A New Species of Nanhsiungchelyid Turtle from the Arlington Archosaur Site, Woodbine Formation, Texas: Macro- and Micro-anatomical Analyses
SMITH, Heather F.; Midwestern University, Glendale, AZ. ADRIAN, Brent; Midwestern University, Glendale, AZ. WILLIAMS, Avery A.; Midwestern University, Glendale, AZ. LEE, Andrew H.; Midwestern University, Glendale, AZ. NOTO, Christopher R.; University of Wisconsin–Parkside, Kenosha, WI. GROSSMAN, Aryeh; Midwestern University, Glendale, AZ.

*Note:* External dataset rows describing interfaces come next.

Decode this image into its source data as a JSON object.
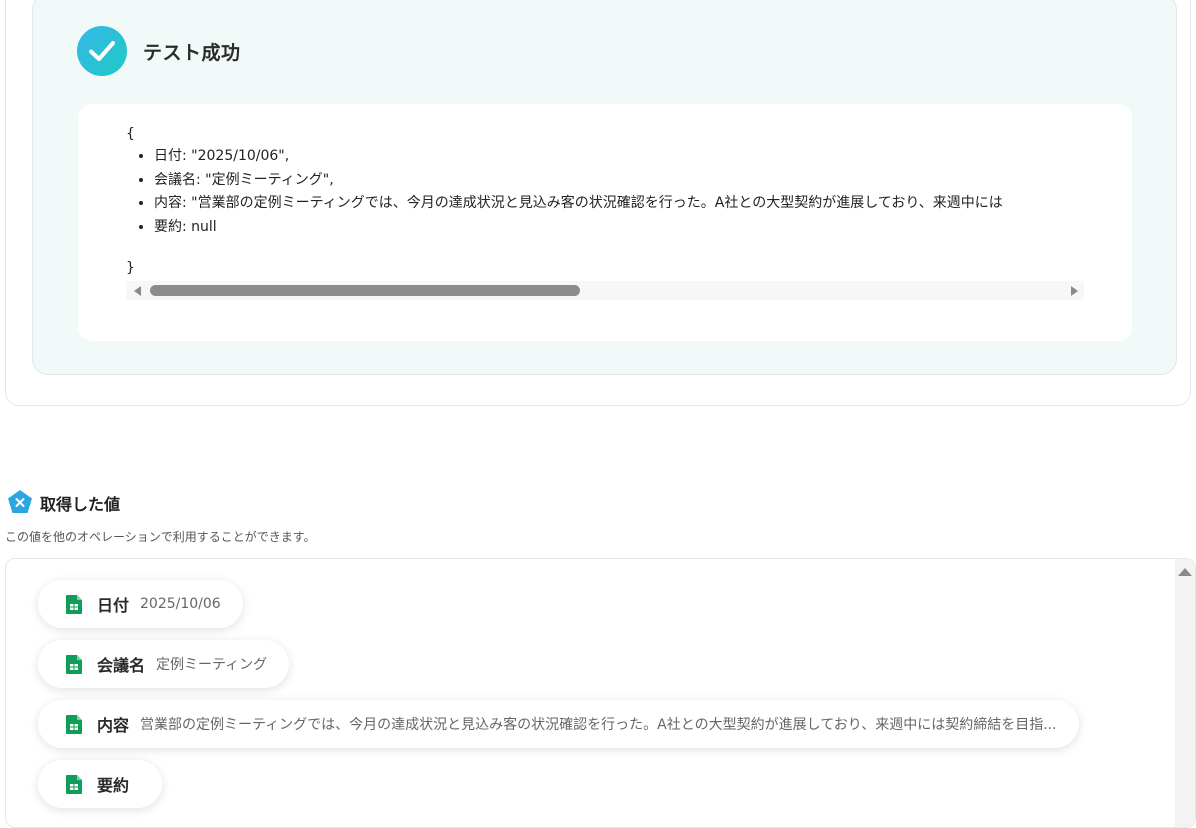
{
  "test_result": {
    "title": "テスト成功",
    "json_open": "{",
    "json_close": "}",
    "items": [
      "日付: \"2025/10/06\",",
      "会議名: \"定例ミーティング\",",
      "内容: \"営業部の定例ミーティングでは、今月の達成状況と見込み客の状況確認を行った。A社との大型契約が進展しており、来週中には",
      "要約: null"
    ]
  },
  "retrieved_values": {
    "title": "取得した値",
    "description": "この値を他のオペレーションで利用することができます。",
    "items": [
      {
        "key": "日付",
        "value": "2025/10/06",
        "icon": "google-sheets-icon"
      },
      {
        "key": "会議名",
        "value": "定例ミーティング",
        "icon": "google-sheets-icon"
      },
      {
        "key": "内容",
        "value": "営業部の定例ミーティングでは、今月の達成状況と見込み客の状況確認を行った。A社との大型契約が進展しており、来週中には契約締結を目指...",
        "icon": "google-sheets-icon"
      },
      {
        "key": "要約",
        "value": "",
        "icon": "google-sheets-icon"
      }
    ]
  },
  "colors": {
    "accent": "#1fc9c4",
    "panel_background": "#f1f9f9",
    "sheets_green": "#0f9d58"
  }
}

The Nanhsiungchelyidae is a family of mostly large-bodied, terrestrial adocusian turtles from the Early to Late Cretaceous. While they are primarily an Asian radiation, one genus from this family (Basilemys) is known from North America and is considered endemic. Here we present the initial description of a second nanhsiungchelyid genus from the Cenomanian (early Late Cretaceous, 95-96 Mya) of the Arlington Archosaur Site (AAS) of Texas. Our analysis is based on a partial cranium, lower jaw, and numerous plastral and carapacial elements. The posterior half of the cranium is complete, but the face and dermal neurocranium are very incomplete. We assign the specimen to Nanhsiungchelyidae on the basis of a closed incisura columella auris, rounded tympanic openings, and outwardly radiating striations on the cranial roof. This specimen is unique and differs from Basilemys in having large, rounded processus trochlearis oticum with minimal parietal contribution, and large tubercula basioccipitale that project caudally and are bounded by deep fossae superiorly. The lower jaw has a complex triturating surface that divides into distinct posterior and anterior dentary pockets, a pronounced symphyseal hook, and the labial ridge of the dentary is serrated with a distinctive row of tooth-like denticles. The shell sculpture is typical of nanhsiungchelyids, consisting of large, sometimes-coalesced pits separated by rounded ridges. The cervical scute is substantially wider than in Basilemys, approximately twice as wide as it is long, and its lateral and posterior aspects are concave. We also compare the shell histology of the new nanhsiungchelyid to other adocusian taxa from the Arlington Archosaur Site. AAS adocid specimens display characteristics consistent with Adocus, including abundant Sharpey’s fibers organized into plies (layers) and reticulated vascular channels. The AAS nanhsiungchelyids differs by lacking plywood-like organization and having minimal Sharpey’s fibers. However, the AAS nanhsiungchelyids lack the characteristic wavy growth marks of Basilemys, more closely resembling basal Asian nanhsiungchelyids such as Hanbogdemys orientalis. This finding when combined with gross morphological traits suggest that the AAS nanhsiungchelyid is a new genus, distinct from Basilemys. These findings add to the terrestrial herpetofauna of AAS, further supporting environmental reconstructions of the site as a complex coastal ecosystem with a broad range of available terrestrial and aquatic niches.